GAME & PLAY, THEIR IS A DIFFERENCE.
The Material world of childhood.
The English language, as it well known, makes a distinction between childish „play” and what we might call the mature variety, which it terms a „game”; the implication appears to be that the former is an individual, arbitrary affair (and thus ambiguous), while the latter is based upon a series of conventions shared with other people.
Play becomes extremely rare, while games become compulsory.
Thus, adult-directed sports and games for children do not fall into the category of free play.
I contend that free play’s value for the psychological development of children depends on it weld-directed and intrinsically rewarding nature.
More specifically, I contend here that play helps children
(a) develop intrinsic interest and competencies
(b) learn how to make decisions, solve problems,
exert self control and follow rules
(c) learn to regulate their emotions
(d) make friends ande learn to get
along with others as equals
(c) experience joy
Through all of these effect; free play promotes mental health.
Over the past half century opportunities for children to play, especially to play outdoors with other children, have continually declined. Over the same period, measures of psychopathology in children and adolescents have continually increased.
INDOOR OR OUTDOOR
Now a days, The lengths of the school year and schoolday have increased; more young children attend academically oriented kindergartens and preschools than in times past; and recess time has shrunk and, in some school districts, disappeared completely.
It can be argued reasonably that children spend so much time watching television, playing computer games and playing by themselves indoors partly because they are not allowed to play freely outdoors, and when they are allowed outdoors, they don’t find the attractive play spaces and groups of other children with whom to play.
ADULTS SHAPE THE WORLD FOR THEIR CHILDREN
according to different criteria from those they use to shape their own world.
When we create something for children, we have the feeling that we can finally express ourselves creatively, that we can let go of the demands of adult aesthetic. When creating for children, we fall back on aesthetic that we consider to be funny, imaginative, unusual and also educational, that reminds us of our own childhood. We hardly take into consideration whether our children actually like what we give them, and whether it meets their requirements and needs. The shaping of children’s environment - the nurseries, children’s furniture and toys - is symbolic for the way in which we seal with children. They are not allowed to create the object they need for their own purposes; they are hardly allowed even to select them. In the end, it is always the adult who decides.
furniture and toys are always a reflection of the way a culture reaches out its young, and of how far it meets their needs, and whether it supports, suppresses or ignores them.
A rich and plentiful world is not necessarily a good environment for children; on the contrary, it shows rather how much adults strike to be the centre of attention.
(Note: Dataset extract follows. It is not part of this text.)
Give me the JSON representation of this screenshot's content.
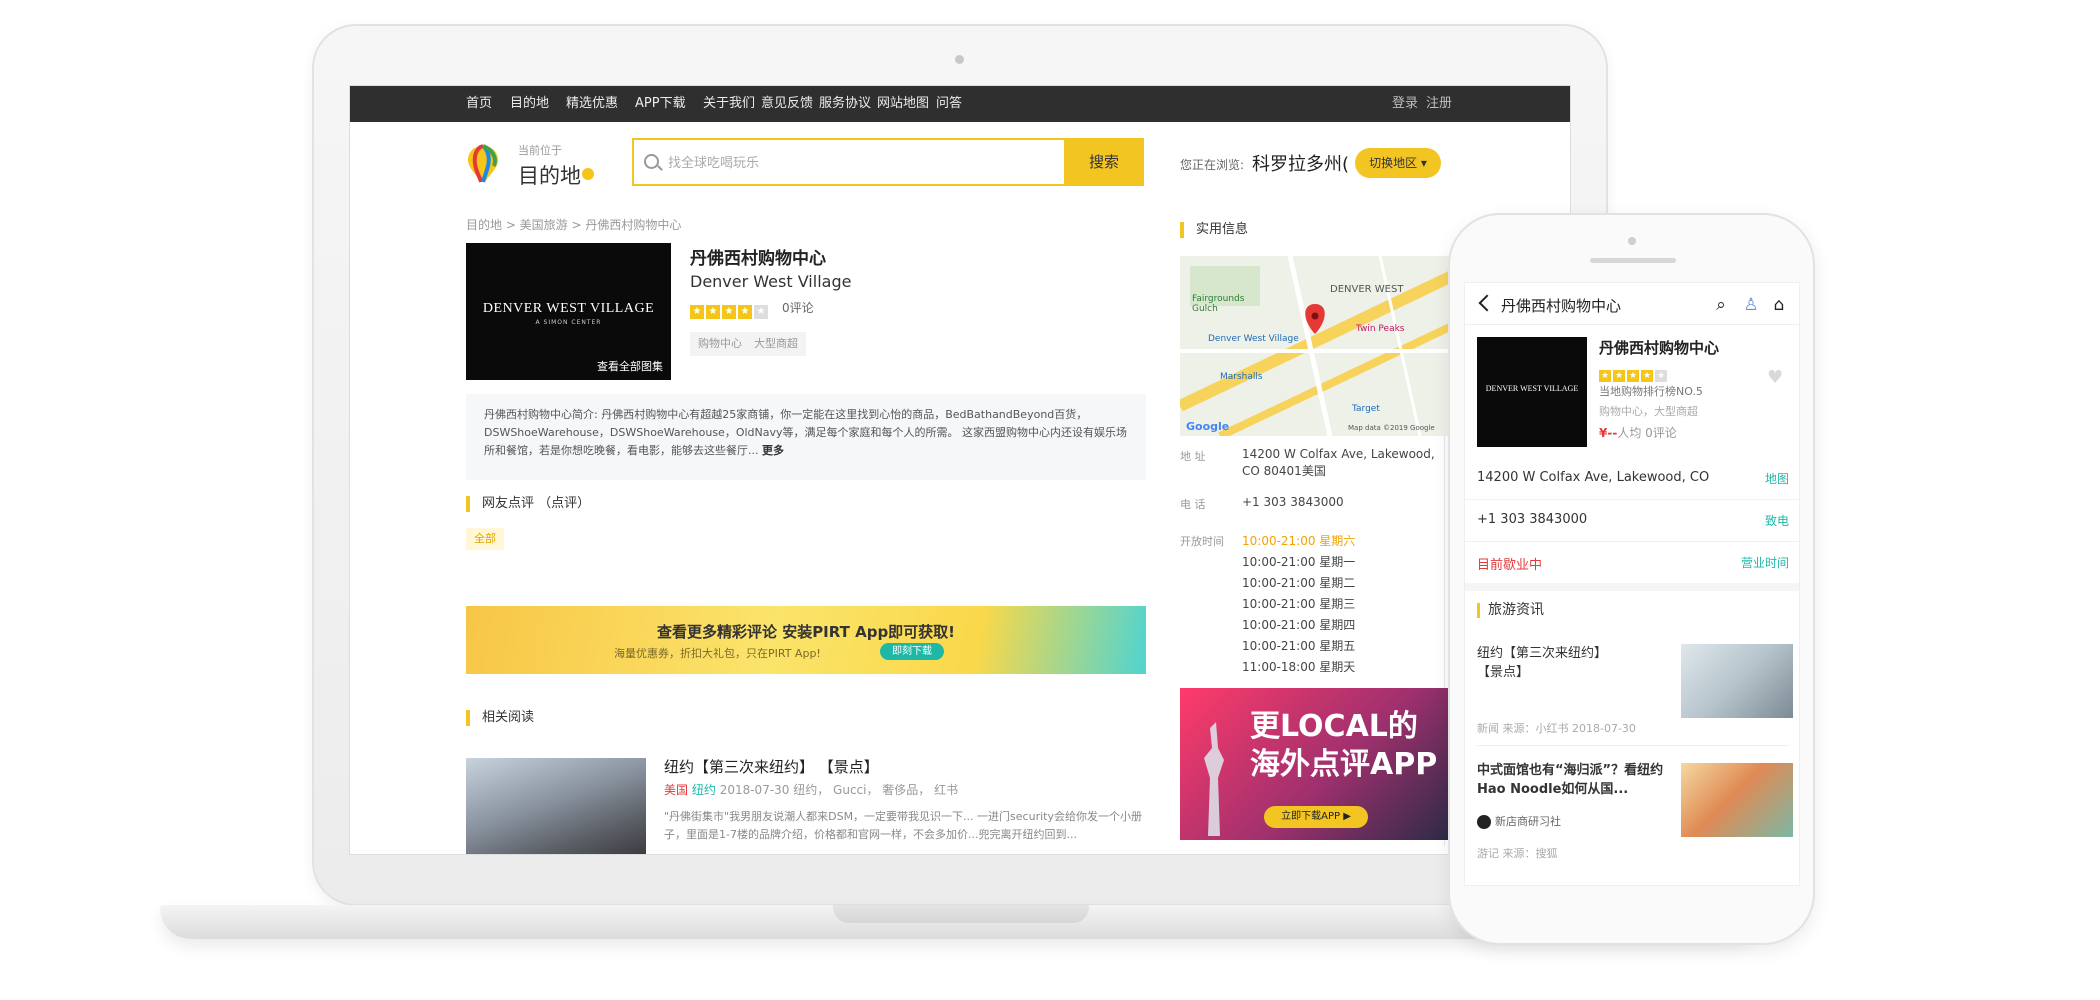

A child-oriented environment allows children the freedom and space to create, shape an form things, - it all - lows change and decorations that we mitt conducer destructive, ugly or kitsch.
A child - oriented world has its own aesthetics.